======== ENTRIES PROVIDED ========

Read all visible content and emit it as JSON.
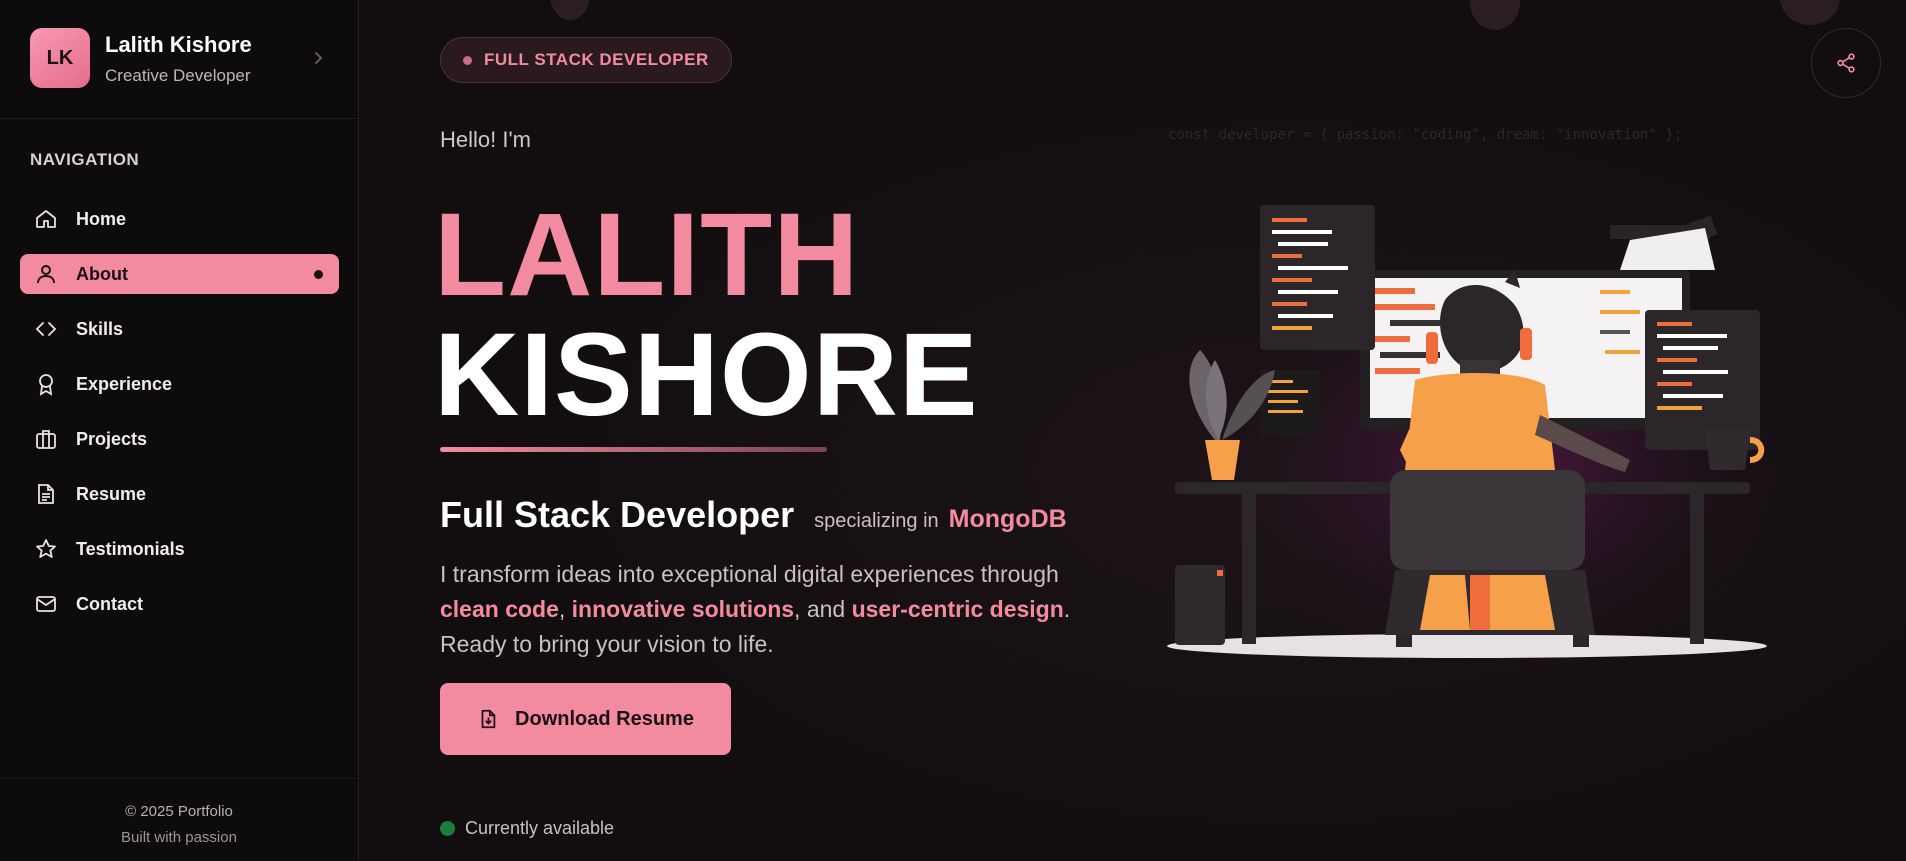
{
  "brand": {
    "initials": "LK",
    "name": "Lalith Kishore",
    "role": "Creative Developer"
  },
  "nav": {
    "heading": "NAVIGATION",
    "items": [
      {
        "label": "Home",
        "icon": "home-icon"
      },
      {
        "label": "About",
        "icon": "user-icon",
        "active": true
      },
      {
        "label": "Skills",
        "icon": "code-icon"
      },
      {
        "label": "Experience",
        "icon": "award-icon"
      },
      {
        "label": "Projects",
        "icon": "briefcase-icon"
      },
      {
        "label": "Resume",
        "icon": "document-icon"
      },
      {
        "label": "Testimonials",
        "icon": "star-icon"
      },
      {
        "label": "Contact",
        "icon": "mail-icon"
      }
    ]
  },
  "footer": {
    "copyright": "© 2025 Portfolio",
    "tagline": "Built with passion"
  },
  "hero": {
    "badge": "FULL STACK DEVELOPER",
    "greeting": "Hello! I'm",
    "first_name": "LALITH",
    "last_name": "KISHORE",
    "title": "Full Stack Developer",
    "specializing": "specializing in",
    "tech": "MongoDB",
    "desc_1": "I transform ideas into exceptional digital experiences through ",
    "desc_hl1": "clean code",
    "desc_2": ", ",
    "desc_hl2": "innovative solutions",
    "desc_3": ", and ",
    "desc_hl3": "user-centric design",
    "desc_4": ". Ready to bring your vision to life.",
    "download_label": "Download Resume",
    "status": "Currently available",
    "code_snippet": "const developer = { passion: \"coding\", dream: \"innovation\" };"
  },
  "colors": {
    "accent": "#f38ba0",
    "background": "#120e10",
    "sidebar": "#0d0b0c",
    "status_green": "#1f7a3d"
  },
  "icons": {
    "share": "share-icon",
    "chevron": "chevron-right-icon",
    "download": "file-download-icon"
  }
}
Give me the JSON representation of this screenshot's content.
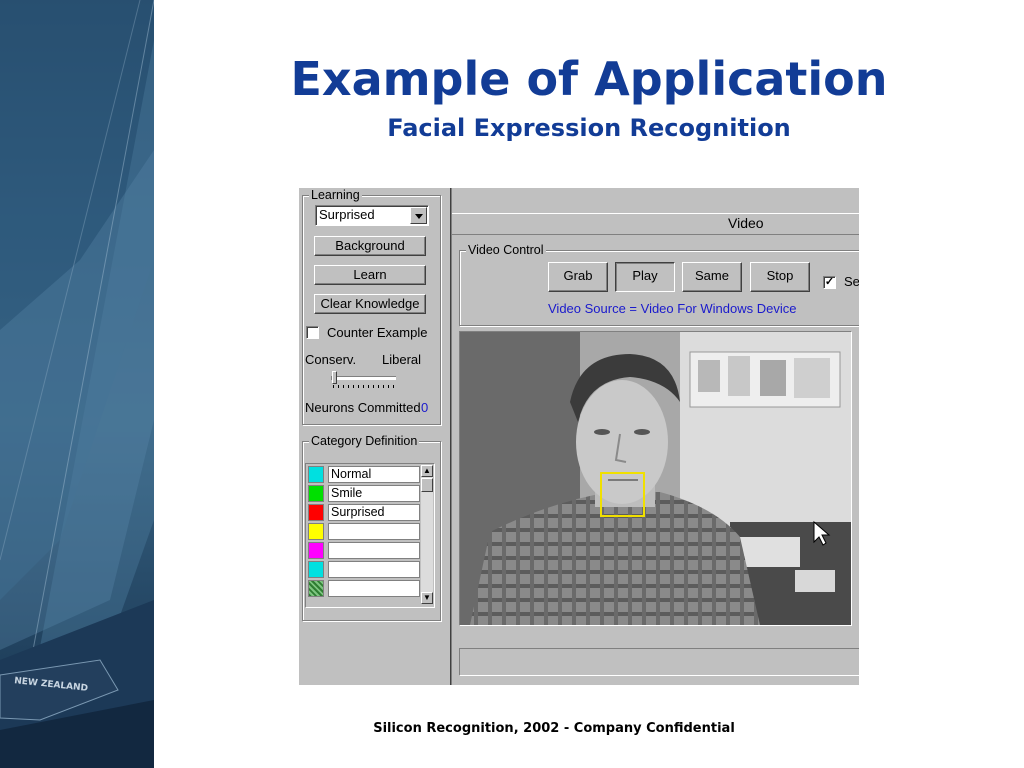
{
  "slide": {
    "title": "Example of Application",
    "subtitle": "Facial Expression Recognition",
    "footer": "Silicon Recognition, 2002 - Company Confidential",
    "side_image_text": "NEW ZEALAND"
  },
  "colors": {
    "title": "#123c96",
    "window": "#c0c0c0",
    "link_text": "#1a1acc",
    "roi_box": "#f0e000"
  },
  "learning": {
    "group_label": "Learning",
    "selected_category": "Surprised",
    "background_label": "Background",
    "learn_label": "Learn",
    "clear_label": "Clear Knowledge",
    "counter_example_label": "Counter Example",
    "counter_example_checked": false,
    "conserv_label": "Conserv.",
    "liberal_label": "Liberal",
    "slider_value": 0,
    "neurons_label": "Neurons Committed",
    "neurons_value": "0"
  },
  "category": {
    "group_label": "Category Definition",
    "items": [
      {
        "name": "Normal",
        "color": "#00e0e0"
      },
      {
        "name": "Smile",
        "color": "#00e000"
      },
      {
        "name": "Surprised",
        "color": "#ff0000"
      },
      {
        "name": "",
        "color": "#ffff00"
      },
      {
        "name": "",
        "color": "#ff00ff"
      },
      {
        "name": "",
        "color": "#00e0e0"
      },
      {
        "name": "",
        "color": "#2e7d32"
      }
    ]
  },
  "video": {
    "title": "Video",
    "control_label": "Video Control",
    "grab_label": "Grab",
    "play_label": "Play",
    "same_label": "Same",
    "stop_label": "Stop",
    "truncated_checkbox_label": "Se",
    "truncated_checkbox_checked": true,
    "source_text": "Video Source = Video For Windows Device"
  }
}
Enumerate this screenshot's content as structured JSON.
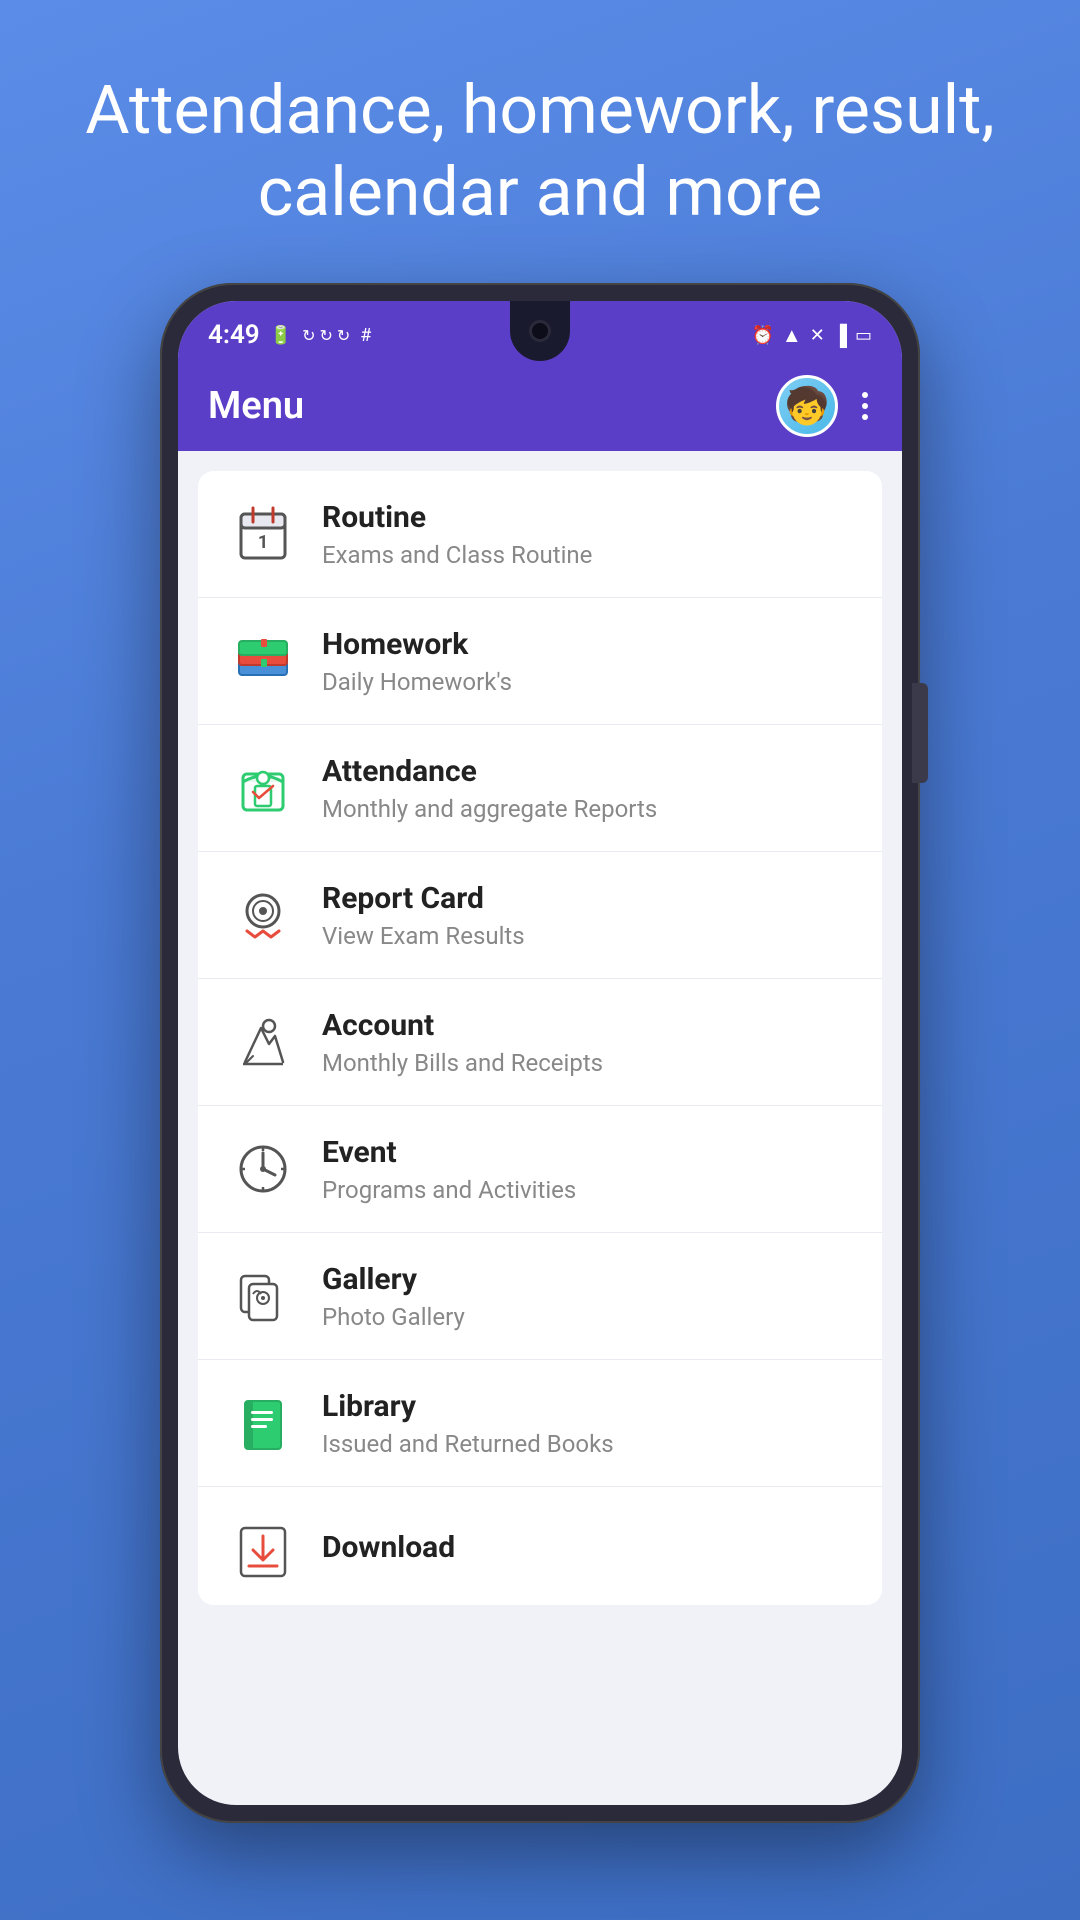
{
  "headline": "Attendance, homework, result, calendar and more",
  "status_bar": {
    "time": "4:49",
    "icons_left": [
      "battery-charging",
      "sync1",
      "sync2",
      "sync3",
      "slack"
    ],
    "icons_right": [
      "alarm",
      "wifi",
      "signal",
      "battery"
    ]
  },
  "header": {
    "title": "Menu",
    "avatar_emoji": "👦",
    "more_icon": "more-vertical"
  },
  "menu_items": [
    {
      "id": "routine",
      "title": "Routine",
      "subtitle": "Exams and Class Routine",
      "icon": "calendar"
    },
    {
      "id": "homework",
      "title": "Homework",
      "subtitle": "Daily Homework's",
      "icon": "books"
    },
    {
      "id": "attendance",
      "title": "Attendance",
      "subtitle": "Monthly and aggregate Reports",
      "icon": "briefcase"
    },
    {
      "id": "report-card",
      "title": "Report Card",
      "subtitle": "View Exam Results",
      "icon": "certificate"
    },
    {
      "id": "account",
      "title": "Account",
      "subtitle": "Monthly Bills and Receipts",
      "icon": "pen-tool"
    },
    {
      "id": "event",
      "title": "Event",
      "subtitle": "Programs and Activities",
      "icon": "clock"
    },
    {
      "id": "gallery",
      "title": "Gallery",
      "subtitle": "Photo Gallery",
      "icon": "image-files"
    },
    {
      "id": "library",
      "title": "Library",
      "subtitle": "Issued and Returned Books",
      "icon": "book"
    },
    {
      "id": "download",
      "title": "Download",
      "subtitle": "",
      "icon": "download"
    }
  ],
  "colors": {
    "header_bg": "#5b3ec8",
    "background": "#4a7ad4",
    "menu_bg": "#ffffff",
    "border": "#e8eaf0"
  }
}
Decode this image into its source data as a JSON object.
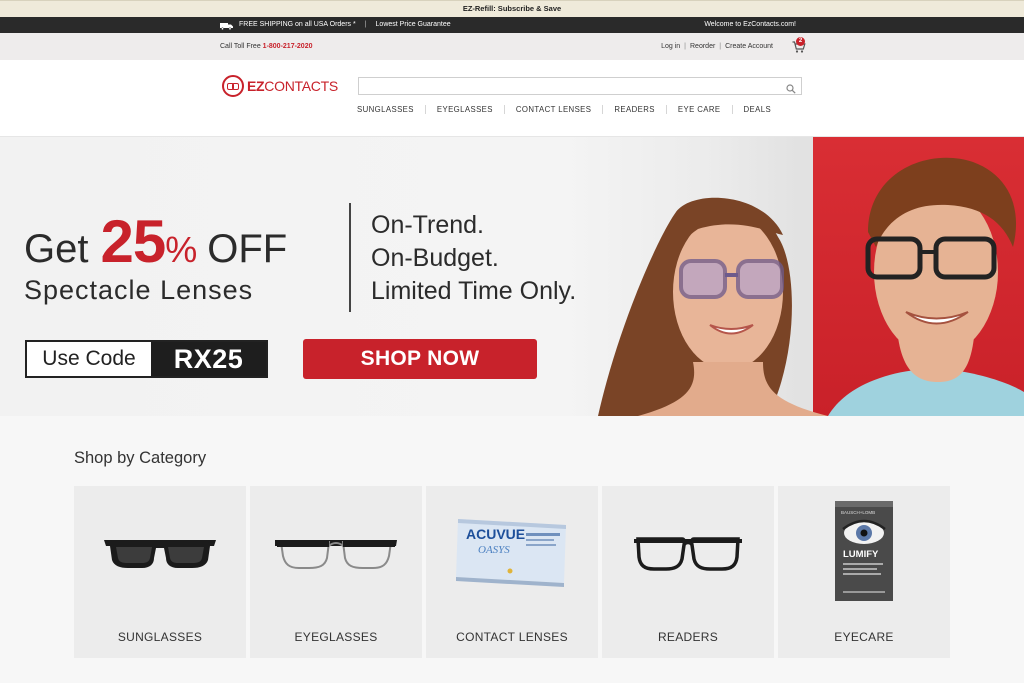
{
  "promo_bar": {
    "text": "EZ-Refill: Subscribe & Save"
  },
  "ship_bar": {
    "shipping_text": "FREE SHIPPING on all USA Orders *",
    "separator": "|",
    "guarantee_text": "Lowest Price Guarantee",
    "welcome_text": "Welcome to EzContacts.com!"
  },
  "util_bar": {
    "toll_label": "Call Toll Free",
    "toll_phone": "1-800-217-2020",
    "login": "Log in",
    "reorder": "Reorder",
    "create_account": "Create Account",
    "sep": "|",
    "cart_count": "2"
  },
  "header": {
    "logo_ez": "EZ",
    "logo_contacts": "CONTACTS",
    "search_placeholder": "",
    "nav": [
      "SUNGLASSES",
      "EYEGLASSES",
      "CONTACT LENSES",
      "READERS",
      "EYE CARE",
      "DEALS"
    ]
  },
  "hero": {
    "get": "Get",
    "percent": "25",
    "percent_sign": "%",
    "off": "OFF",
    "spectacle": "Spectacle Lenses",
    "tagline_1": "On-Trend.",
    "tagline_2": "On-Budget.",
    "tagline_3": "Limited Time Only.",
    "code_label": "Use Code",
    "code_value": "RX25",
    "cta": "SHOP NOW"
  },
  "category": {
    "title": "Shop by Category",
    "items": [
      {
        "label": "SUNGLASSES",
        "icon": "sunglasses-icon"
      },
      {
        "label": "EYEGLASSES",
        "icon": "eyeglasses-icon"
      },
      {
        "label": "CONTACT LENSES",
        "icon": "contact-lens-box-icon"
      },
      {
        "label": "READERS",
        "icon": "readers-icon"
      },
      {
        "label": "EYECARE",
        "icon": "eye-drops-box-icon"
      }
    ],
    "product_text": {
      "acuvue": "ACUVUE",
      "oasys": "OASYS",
      "lumify": "LUMIFY",
      "bausch": "BAUSCH+LOMB"
    }
  },
  "colors": {
    "brand_red": "#c8222b",
    "dark_bar": "#2a2a2a",
    "promo_bg": "#efeada"
  }
}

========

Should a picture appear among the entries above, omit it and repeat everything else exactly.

Read all visible content and emit it as JSON.
{
  "brand": {
    "initials": "LK",
    "name": "Lalith Kishore",
    "role": "Creative Developer"
  },
  "nav": {
    "heading": "NAVIGATION",
    "items": [
      {
        "label": "Home",
        "icon": "home-icon"
      },
      {
        "label": "About",
        "icon": "user-icon",
        "active": true
      },
      {
        "label": "Skills",
        "icon": "code-icon"
      },
      {
        "label": "Experience",
        "icon": "award-icon"
      },
      {
        "label": "Projects",
        "icon": "briefcase-icon"
      },
      {
        "label": "Resume",
        "icon": "document-icon"
      },
      {
        "label": "Testimonials",
        "icon": "star-icon"
      },
      {
        "label": "Contact",
        "icon": "mail-icon"
      }
    ]
  },
  "footer": {
    "copyright": "© 2025 Portfolio",
    "tagline": "Built with passion"
  },
  "hero": {
    "badge": "FULL STACK DEVELOPER",
    "greeting": "Hello! I'm",
    "first_name": "LALITH",
    "last_name": "KISHORE",
    "title": "Full Stack Developer",
    "specializing": "specializing in",
    "tech": "MongoDB",
    "desc_1": "I transform ideas into exceptional digital experiences through ",
    "desc_hl1": "clean code",
    "desc_2": ", ",
    "desc_hl2": "innovative solutions",
    "desc_3": ", and ",
    "desc_hl3": "user-centric design",
    "desc_4": ". Ready to bring your vision to life.",
    "download_label": "Download Resume",
    "status": "Currently available",
    "code_snippet": "const developer = { passion: \"coding\", dream: \"innovation\" };"
  },
  "colors": {
    "accent": "#f38ba0",
    "background": "#120e10",
    "sidebar": "#0d0b0c",
    "status_green": "#1f7a3d"
  },
  "icons": {
    "share": "share-icon",
    "chevron": "chevron-right-icon",
    "download": "file-download-icon"
  }
}
Give me the JSON representation of this screenshot's content.
{
  "slide": {
    "title": "Example of Application",
    "subtitle": "Facial Expression Recognition",
    "footer": "Silicon Recognition, 2002 - Company Confidential",
    "side_image_text": "NEW ZEALAND"
  },
  "colors": {
    "title": "#123c96",
    "window": "#c0c0c0",
    "link_text": "#1a1acc",
    "roi_box": "#f0e000"
  },
  "learning": {
    "group_label": "Learning",
    "selected_category": "Surprised",
    "background_label": "Background",
    "learn_label": "Learn",
    "clear_label": "Clear Knowledge",
    "counter_example_label": "Counter Example",
    "counter_example_checked": false,
    "conserv_label": "Conserv.",
    "liberal_label": "Liberal",
    "slider_value": 0,
    "neurons_label": "Neurons Committed",
    "neurons_value": "0"
  },
  "category": {
    "group_label": "Category Definition",
    "items": [
      {
        "name": "Normal",
        "color": "#00e0e0"
      },
      {
        "name": "Smile",
        "color": "#00e000"
      },
      {
        "name": "Surprised",
        "color": "#ff0000"
      },
      {
        "name": "",
        "color": "#ffff00"
      },
      {
        "name": "",
        "color": "#ff00ff"
      },
      {
        "name": "",
        "color": "#00e0e0"
      },
      {
        "name": "",
        "color": "#2e7d32"
      }
    ]
  },
  "video": {
    "title": "Video",
    "control_label": "Video Control",
    "grab_label": "Grab",
    "play_label": "Play",
    "same_label": "Same",
    "stop_label": "Stop",
    "truncated_checkbox_label": "Se",
    "truncated_checkbox_checked": true,
    "source_text": "Video Source = Video For Windows Device"
  }
}
Enumerate this screenshot's content as structured JSON.
{
  "headline": "Attendance, homework, result, calendar and more",
  "status_bar": {
    "time": "4:49",
    "icons_left": [
      "battery-charging",
      "sync1",
      "sync2",
      "sync3",
      "slack"
    ],
    "icons_right": [
      "alarm",
      "wifi",
      "signal",
      "battery"
    ]
  },
  "header": {
    "title": "Menu",
    "avatar_emoji": "👦",
    "more_icon": "more-vertical"
  },
  "menu_items": [
    {
      "id": "routine",
      "title": "Routine",
      "subtitle": "Exams and Class Routine",
      "icon": "calendar"
    },
    {
      "id": "homework",
      "title": "Homework",
      "subtitle": "Daily Homework's",
      "icon": "books"
    },
    {
      "id": "attendance",
      "title": "Attendance",
      "subtitle": "Monthly and aggregate Reports",
      "icon": "briefcase"
    },
    {
      "id": "report-card",
      "title": "Report Card",
      "subtitle": "View Exam Results",
      "icon": "certificate"
    },
    {
      "id": "account",
      "title": "Account",
      "subtitle": "Monthly Bills and Receipts",
      "icon": "pen-tool"
    },
    {
      "id": "event",
      "title": "Event",
      "subtitle": "Programs and Activities",
      "icon": "clock"
    },
    {
      "id": "gallery",
      "title": "Gallery",
      "subtitle": "Photo Gallery",
      "icon": "image-files"
    },
    {
      "id": "library",
      "title": "Library",
      "subtitle": "Issued and Returned Books",
      "icon": "book"
    },
    {
      "id": "download",
      "title": "Download",
      "subtitle": "",
      "icon": "download"
    }
  ],
  "colors": {
    "header_bg": "#5b3ec8",
    "background": "#4a7ad4",
    "menu_bg": "#ffffff",
    "border": "#e8eaf0"
  }
}
Decode this image into its source data as a JSON object.
{
  "promo_bar": {
    "text": "EZ-Refill: Subscribe & Save"
  },
  "ship_bar": {
    "shipping_text": "FREE SHIPPING on all USA Orders *",
    "separator": "|",
    "guarantee_text": "Lowest Price Guarantee",
    "welcome_text": "Welcome to EzContacts.com!"
  },
  "util_bar": {
    "toll_label": "Call Toll Free",
    "toll_phone": "1-800-217-2020",
    "login": "Log in",
    "reorder": "Reorder",
    "create_account": "Create Account",
    "sep": "|",
    "cart_count": "2"
  },
  "header": {
    "logo_ez": "EZ",
    "logo_contacts": "CONTACTS",
    "search_placeholder": "",
    "nav": [
      "SUNGLASSES",
      "EYEGLASSES",
      "CONTACT LENSES",
      "READERS",
      "EYE CARE",
      "DEALS"
    ]
  },
  "hero": {
    "get": "Get",
    "percent": "25",
    "percent_sign": "%",
    "off": "OFF",
    "spectacle": "Spectacle Lenses",
    "tagline_1": "On-Trend.",
    "tagline_2": "On-Budget.",
    "tagline_3": "Limited Time Only.",
    "code_label": "Use Code",
    "code_value": "RX25",
    "cta": "SHOP NOW"
  },
  "category": {
    "title": "Shop by Category",
    "items": [
      {
        "label": "SUNGLASSES",
        "icon": "sunglasses-icon"
      },
      {
        "label": "EYEGLASSES",
        "icon": "eyeglasses-icon"
      },
      {
        "label": "CONTACT LENSES",
        "icon": "contact-lens-box-icon"
      },
      {
        "label": "READERS",
        "icon": "readers-icon"
      },
      {
        "label": "EYECARE",
        "icon": "eye-drops-box-icon"
      }
    ],
    "product_text": {
      "acuvue": "ACUVUE",
      "oasys": "OASYS",
      "lumify": "LUMIFY",
      "bausch": "BAUSCH+LOMB"
    }
  },
  "colors": {
    "brand_red": "#c8222b",
    "dark_bar": "#2a2a2a",
    "promo_bg": "#efeada"
  }
}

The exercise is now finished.